= EXERCISE AIM =
Scan the material for the word "Marca" and return every matching line.

------ DATASET RECORDS ------

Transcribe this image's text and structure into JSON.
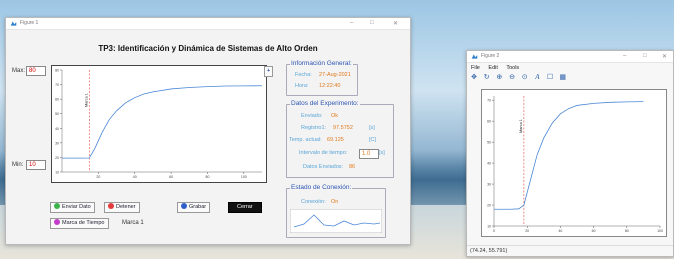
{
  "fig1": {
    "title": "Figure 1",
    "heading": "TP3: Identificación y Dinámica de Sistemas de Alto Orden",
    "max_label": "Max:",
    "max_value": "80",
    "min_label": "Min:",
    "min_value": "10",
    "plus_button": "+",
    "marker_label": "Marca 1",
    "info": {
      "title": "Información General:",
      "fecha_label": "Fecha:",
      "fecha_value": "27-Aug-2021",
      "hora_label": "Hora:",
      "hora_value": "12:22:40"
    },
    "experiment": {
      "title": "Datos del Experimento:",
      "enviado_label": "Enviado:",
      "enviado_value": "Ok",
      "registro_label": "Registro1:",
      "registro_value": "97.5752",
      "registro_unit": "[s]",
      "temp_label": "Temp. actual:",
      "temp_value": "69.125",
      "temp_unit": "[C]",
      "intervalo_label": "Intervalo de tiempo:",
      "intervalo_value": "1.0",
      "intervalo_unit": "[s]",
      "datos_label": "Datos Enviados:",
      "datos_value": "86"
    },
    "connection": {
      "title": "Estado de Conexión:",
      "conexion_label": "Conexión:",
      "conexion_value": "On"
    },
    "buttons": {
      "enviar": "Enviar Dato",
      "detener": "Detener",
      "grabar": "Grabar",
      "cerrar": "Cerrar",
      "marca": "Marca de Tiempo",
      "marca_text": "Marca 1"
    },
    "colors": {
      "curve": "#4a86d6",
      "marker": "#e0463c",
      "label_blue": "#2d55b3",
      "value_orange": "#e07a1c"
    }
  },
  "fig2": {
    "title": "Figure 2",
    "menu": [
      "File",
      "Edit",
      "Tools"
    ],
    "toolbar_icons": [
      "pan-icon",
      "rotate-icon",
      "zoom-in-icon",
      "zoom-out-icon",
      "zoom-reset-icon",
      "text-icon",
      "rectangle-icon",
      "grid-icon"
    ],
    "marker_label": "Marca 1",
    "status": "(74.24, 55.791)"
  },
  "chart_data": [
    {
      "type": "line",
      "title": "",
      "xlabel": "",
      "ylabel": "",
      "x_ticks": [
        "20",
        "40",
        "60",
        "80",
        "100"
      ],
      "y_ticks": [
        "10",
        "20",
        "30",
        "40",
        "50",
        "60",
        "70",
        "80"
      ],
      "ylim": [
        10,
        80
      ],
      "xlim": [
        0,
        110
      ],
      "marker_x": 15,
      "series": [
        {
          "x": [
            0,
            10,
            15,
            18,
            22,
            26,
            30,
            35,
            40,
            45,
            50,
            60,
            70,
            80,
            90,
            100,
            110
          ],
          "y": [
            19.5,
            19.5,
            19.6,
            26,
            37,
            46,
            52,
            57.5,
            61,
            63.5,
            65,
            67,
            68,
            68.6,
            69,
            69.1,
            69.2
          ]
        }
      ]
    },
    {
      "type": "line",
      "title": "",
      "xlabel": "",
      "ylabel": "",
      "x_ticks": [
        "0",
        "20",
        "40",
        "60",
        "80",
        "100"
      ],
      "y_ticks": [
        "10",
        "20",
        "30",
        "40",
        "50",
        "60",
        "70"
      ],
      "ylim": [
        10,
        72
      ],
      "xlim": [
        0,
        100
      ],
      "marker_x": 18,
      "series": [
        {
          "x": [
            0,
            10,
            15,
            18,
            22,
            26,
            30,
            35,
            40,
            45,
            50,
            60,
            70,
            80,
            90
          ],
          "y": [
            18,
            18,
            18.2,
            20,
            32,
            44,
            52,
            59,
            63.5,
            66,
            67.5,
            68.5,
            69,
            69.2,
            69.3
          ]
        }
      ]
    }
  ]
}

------

= TASK SOLUTION =
    "marker_label": "Marca 1",
      "marca": "Marca de Tiempo",
      "marca_text": "Marca 1"
    "marker_label": "Marca 1",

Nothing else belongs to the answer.